    27. Consequences of Workaholism: The Family (cont) Workaholic relationship pattern: Spouse of workaholic loses goals and dreams while supporting the his or her workaholic spouse Workaholic becomes further disengaged from family system which leads to a disruption and breakdown of roles and communication Subjugated spouse is likely to become resentful, depressed, and angry towards the partner Results in systemic relationship discord and divorce Children and spouse can suffer from neglect (emotional, financial, etc.)

    28. Consequences of Workaholism: The Family (cont) Spouse of workaholic can develop a mirrored work addiction or become overly involved in numerous activities outside the home (clubs, service organizations, PTA, etc.) Comorbidity of substance addiction, especially alcoholism, in spouses of workaholic. Likely an attempt for self medication as the spouse tries to find solace from the isolation of the dysfunctional and disengaged relationship

    29. Therapeutic Interventions for Workaholism

    30. Therapeutic Interventions With Workaholism: Prognosis is moderate, and guarded, at best for ameliorating the condition.
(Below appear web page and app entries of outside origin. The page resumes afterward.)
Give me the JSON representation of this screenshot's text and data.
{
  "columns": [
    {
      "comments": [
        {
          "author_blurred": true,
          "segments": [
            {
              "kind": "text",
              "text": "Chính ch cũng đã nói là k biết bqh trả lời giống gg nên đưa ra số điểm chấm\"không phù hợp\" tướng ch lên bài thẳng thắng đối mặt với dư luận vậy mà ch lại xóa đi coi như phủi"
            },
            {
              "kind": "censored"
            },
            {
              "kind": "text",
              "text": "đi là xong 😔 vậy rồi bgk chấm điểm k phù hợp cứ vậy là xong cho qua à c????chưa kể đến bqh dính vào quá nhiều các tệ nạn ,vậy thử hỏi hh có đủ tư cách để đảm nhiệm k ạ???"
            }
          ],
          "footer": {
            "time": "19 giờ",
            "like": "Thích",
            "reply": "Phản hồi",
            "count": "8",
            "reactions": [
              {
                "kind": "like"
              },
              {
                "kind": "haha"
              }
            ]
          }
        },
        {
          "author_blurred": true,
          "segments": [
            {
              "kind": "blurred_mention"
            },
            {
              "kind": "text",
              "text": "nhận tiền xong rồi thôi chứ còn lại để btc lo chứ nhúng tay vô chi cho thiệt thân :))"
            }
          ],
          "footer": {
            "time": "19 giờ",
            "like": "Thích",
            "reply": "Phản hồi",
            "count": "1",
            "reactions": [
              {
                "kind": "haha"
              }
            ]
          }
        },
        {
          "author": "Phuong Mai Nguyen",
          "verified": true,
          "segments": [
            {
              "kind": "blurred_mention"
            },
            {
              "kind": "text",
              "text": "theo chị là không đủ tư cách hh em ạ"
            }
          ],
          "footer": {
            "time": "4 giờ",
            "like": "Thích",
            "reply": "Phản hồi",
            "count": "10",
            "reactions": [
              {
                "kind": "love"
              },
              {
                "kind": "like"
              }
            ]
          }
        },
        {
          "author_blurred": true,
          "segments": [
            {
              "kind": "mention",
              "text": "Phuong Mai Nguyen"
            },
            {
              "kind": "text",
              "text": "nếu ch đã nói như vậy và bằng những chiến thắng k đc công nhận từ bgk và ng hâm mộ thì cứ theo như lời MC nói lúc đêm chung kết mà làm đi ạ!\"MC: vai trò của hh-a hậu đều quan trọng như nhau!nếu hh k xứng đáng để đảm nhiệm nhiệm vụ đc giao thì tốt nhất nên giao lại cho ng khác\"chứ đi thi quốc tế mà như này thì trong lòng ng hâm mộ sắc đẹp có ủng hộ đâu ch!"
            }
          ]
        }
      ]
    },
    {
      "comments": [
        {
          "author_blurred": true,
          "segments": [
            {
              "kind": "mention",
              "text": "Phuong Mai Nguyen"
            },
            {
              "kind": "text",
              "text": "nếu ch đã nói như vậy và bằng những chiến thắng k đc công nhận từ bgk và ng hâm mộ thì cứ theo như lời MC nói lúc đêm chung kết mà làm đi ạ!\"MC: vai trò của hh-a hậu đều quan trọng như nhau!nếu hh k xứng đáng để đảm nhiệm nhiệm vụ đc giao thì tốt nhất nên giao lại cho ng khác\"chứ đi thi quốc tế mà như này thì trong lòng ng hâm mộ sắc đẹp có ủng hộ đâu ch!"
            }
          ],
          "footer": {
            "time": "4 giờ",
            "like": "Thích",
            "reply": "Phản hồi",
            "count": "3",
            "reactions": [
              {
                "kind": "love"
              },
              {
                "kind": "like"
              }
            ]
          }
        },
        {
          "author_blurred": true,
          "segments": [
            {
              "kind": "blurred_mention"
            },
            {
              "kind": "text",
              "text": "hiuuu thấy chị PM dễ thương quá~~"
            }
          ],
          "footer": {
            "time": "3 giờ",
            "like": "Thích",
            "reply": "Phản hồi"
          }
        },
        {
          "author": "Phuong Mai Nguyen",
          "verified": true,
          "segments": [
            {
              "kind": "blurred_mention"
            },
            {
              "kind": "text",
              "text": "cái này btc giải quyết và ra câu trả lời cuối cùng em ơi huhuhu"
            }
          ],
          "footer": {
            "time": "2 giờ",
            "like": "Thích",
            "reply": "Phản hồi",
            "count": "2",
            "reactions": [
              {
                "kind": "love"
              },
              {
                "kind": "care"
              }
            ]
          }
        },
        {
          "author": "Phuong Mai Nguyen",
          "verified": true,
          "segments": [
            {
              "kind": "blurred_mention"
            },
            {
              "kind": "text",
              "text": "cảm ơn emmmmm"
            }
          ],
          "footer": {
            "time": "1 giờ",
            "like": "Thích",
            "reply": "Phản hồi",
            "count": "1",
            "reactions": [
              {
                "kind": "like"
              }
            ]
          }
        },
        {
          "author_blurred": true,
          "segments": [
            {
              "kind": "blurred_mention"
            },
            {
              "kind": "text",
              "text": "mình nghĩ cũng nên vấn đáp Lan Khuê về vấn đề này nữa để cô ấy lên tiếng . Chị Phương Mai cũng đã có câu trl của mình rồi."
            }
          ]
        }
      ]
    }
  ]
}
Two challenges face the significant others and counselors working with workaholics: Denial Stability of obsessive-compulsive and other personality traits

    31. Therapeutic Interventions With Workaholism (cont): Treatment: Because of the enduring nature of the personality traits, teach significant others about and how to live with the disorder Employ psychotherapies aimed at both the individual and the family system

    32. Therapeutic Interventions With Workaholism (cont): Unlike alcoholics who must practice abstinence from alcohol, a workaholic cannot abstain from work. Instead treatment can begin with two approaches: Teach work moderation Encourage balance in all areas of life, instead of devoting the majority of time to work endeavors

    33. Therapeutic Interventions With Workaholism (cont): The Role of the Significant Other The significant other: Assist the workaholic to develop a self-care plan that includes abstaining from excessive work and developing outside interests that provides a fuller life experience. Work moderation techniques: Setting regular work hours instead of bingeing and purging Planning ahead for deadlines Spread projects over a realistic span of time

    34. Therapeutic Interventions With Workaholism (cont): The Role of Professional Intervention Professional Intervention: First: use a variant of individual cognitive therapy to focus on the workaholics cognitive distortion of perfectionism, feelings of insecurity, rejection, and worthlessness. Second: incorporate community self-help groups and encourage attendance at Workaholics Anonymous (WA) meetings. Workaholics Anonymous P.O. Box 289 Menlo Park, CA 94026-0289 Third: employ systemic family counseling to begin the process of healing the family

    35. Therapeutic Interventions With Workaholism (cont): The Role of Professional Intervention Family Therapy: Explore family dynamics to determine if previous family constellation helped to contribute to the workaholics lifestyle Support family members as they address their resentment, pain, and feelings of neglect Enlist the familys support for the workaholic in helping him or her to assume a more functional life

    36. Therapeutic Interventions With Workaholism (cont): Treatment outcomes are enhanced in situations where both the workaholics family and workplace are involved in treatment. Include an EAP professional to address the organizational issues of the workplace.